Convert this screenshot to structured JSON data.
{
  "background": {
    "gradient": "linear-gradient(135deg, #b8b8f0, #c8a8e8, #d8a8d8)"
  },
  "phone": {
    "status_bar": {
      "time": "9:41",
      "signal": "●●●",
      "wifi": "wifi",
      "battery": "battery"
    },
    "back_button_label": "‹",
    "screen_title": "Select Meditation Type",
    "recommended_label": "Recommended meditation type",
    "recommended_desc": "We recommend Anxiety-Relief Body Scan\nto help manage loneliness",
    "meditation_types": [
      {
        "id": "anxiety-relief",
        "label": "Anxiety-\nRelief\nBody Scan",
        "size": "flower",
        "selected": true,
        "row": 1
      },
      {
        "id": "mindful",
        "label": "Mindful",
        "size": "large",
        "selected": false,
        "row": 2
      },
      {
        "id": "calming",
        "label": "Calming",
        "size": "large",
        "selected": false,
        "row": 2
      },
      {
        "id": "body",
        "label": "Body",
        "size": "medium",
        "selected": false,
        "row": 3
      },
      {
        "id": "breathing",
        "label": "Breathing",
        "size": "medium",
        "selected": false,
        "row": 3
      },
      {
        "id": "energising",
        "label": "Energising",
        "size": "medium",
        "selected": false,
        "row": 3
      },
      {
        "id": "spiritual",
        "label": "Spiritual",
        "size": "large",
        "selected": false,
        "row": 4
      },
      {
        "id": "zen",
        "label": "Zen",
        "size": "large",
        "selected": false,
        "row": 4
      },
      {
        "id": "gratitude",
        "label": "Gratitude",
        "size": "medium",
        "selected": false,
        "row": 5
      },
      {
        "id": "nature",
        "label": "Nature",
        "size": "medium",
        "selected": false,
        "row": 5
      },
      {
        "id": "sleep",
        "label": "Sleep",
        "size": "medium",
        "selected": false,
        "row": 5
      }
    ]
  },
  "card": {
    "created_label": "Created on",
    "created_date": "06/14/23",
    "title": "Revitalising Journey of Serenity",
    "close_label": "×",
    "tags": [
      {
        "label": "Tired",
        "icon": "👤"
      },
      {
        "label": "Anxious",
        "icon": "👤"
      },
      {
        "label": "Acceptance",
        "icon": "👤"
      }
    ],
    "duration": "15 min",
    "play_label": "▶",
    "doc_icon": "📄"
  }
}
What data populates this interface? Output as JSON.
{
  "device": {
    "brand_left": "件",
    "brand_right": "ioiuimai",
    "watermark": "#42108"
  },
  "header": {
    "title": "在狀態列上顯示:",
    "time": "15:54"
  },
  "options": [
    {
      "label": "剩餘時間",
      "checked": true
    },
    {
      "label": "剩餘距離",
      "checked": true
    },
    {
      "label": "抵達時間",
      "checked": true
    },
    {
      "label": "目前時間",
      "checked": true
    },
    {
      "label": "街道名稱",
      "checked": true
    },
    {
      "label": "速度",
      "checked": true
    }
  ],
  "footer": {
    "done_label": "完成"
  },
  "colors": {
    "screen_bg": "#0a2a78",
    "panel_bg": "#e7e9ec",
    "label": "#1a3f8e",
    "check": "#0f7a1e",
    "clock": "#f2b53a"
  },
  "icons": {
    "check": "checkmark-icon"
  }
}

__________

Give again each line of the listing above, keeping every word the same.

- **Solution to this exercise**
Convert this screenshot to structured JSON data.
{
  "background": {
    "gradient": "linear-gradient(135deg, #b8b8f0, #c8a8e8, #d8a8d8)"
  },
  "phone": {
    "status_bar": {
      "time": "9:41",
      "signal": "●●●",
      "wifi": "wifi",
      "battery": "battery"
    },
    "back_button_label": "‹",
    "screen_title": "Select Meditation Type",
    "recommended_label": "Recommended meditation type",
    "recommended_desc": "We recommend Anxiety-Relief Body Scan\nto help manage loneliness",
    "meditation_types": [
      {
        "id": "anxiety-relief",
        "label": "Anxiety-\nRelief\nBody Scan",
        "size": "flower",
        "selected": true,
        "row": 1
      },
      {
        "id": "mindful",
        "label": "Mindful",
        "size": "large",
        "selected": false,
        "row": 2
      },
      {
        "id": "calming",
        "label": "Calming",
        "size": "large",
        "selected": false,
        "row": 2
      },
      {
        "id": "body",
        "label": "Body",
        "size": "medium",
        "selected": false,
        "row": 3
      },
      {
        "id": "breathing",
        "label": "Breathing",
        "size": "medium",
        "selected": false,
        "row": 3
      },
      {
        "id": "energising",
        "label": "Energising",
        "size": "medium",
        "selected": false,
        "row": 3
      },
      {
        "id": "spiritual",
        "label": "Spiritual",
        "size": "large",
        "selected": false,
        "row": 4
      },
      {
        "id": "zen",
        "label": "Zen",
        "size": "large",
        "selected": false,
        "row": 4
      },
      {
        "id": "gratitude",
        "label": "Gratitude",
        "size": "medium",
        "selected": false,
        "row": 5
      },
      {
        "id": "nature",
        "label": "Nature",
        "size": "medium",
        "selected": false,
        "row": 5
      },
      {
        "id": "sleep",
        "label": "Sleep",
        "size": "medium",
        "selected": false,
        "row": 5
      }
    ]
  },
  "card": {
    "created_label": "Created on",
    "created_date": "06/14/23",
    "title": "Revitalising Journey of Serenity",
    "close_label": "×",
    "tags": [
      {
        "label": "Tired",
        "icon": "👤"
      },
      {
        "label": "Anxious",
        "icon": "👤"
      },
      {
        "label": "Acceptance",
        "icon": "👤"
      }
    ],
    "duration": "15 min",
    "play_label": "▶",
    "doc_icon": "📄"
  }
}
What data populates this interface? Output as JSON.
{
  "device": {
    "brand_left": "件",
    "brand_right": "ioiuimai",
    "watermark": "#42108"
  },
  "header": {
    "title": "在狀態列上顯示:",
    "time": "15:54"
  },
  "options": [
    {
      "label": "剩餘時間",
      "checked": true
    },
    {
      "label": "剩餘距離",
      "checked": true
    },
    {
      "label": "抵達時間",
      "checked": true
    },
    {
      "label": "目前時間",
      "checked": true
    },
    {
      "label": "街道名稱",
      "checked": true
    },
    {
      "label": "速度",
      "checked": true
    }
  ],
  "footer": {
    "done_label": "完成"
  },
  "colors": {
    "screen_bg": "#0a2a78",
    "panel_bg": "#e7e9ec",
    "label": "#1a3f8e",
    "check": "#0f7a1e",
    "clock": "#f2b53a"
  },
  "icons": {
    "check": "checkmark-icon"
  }
}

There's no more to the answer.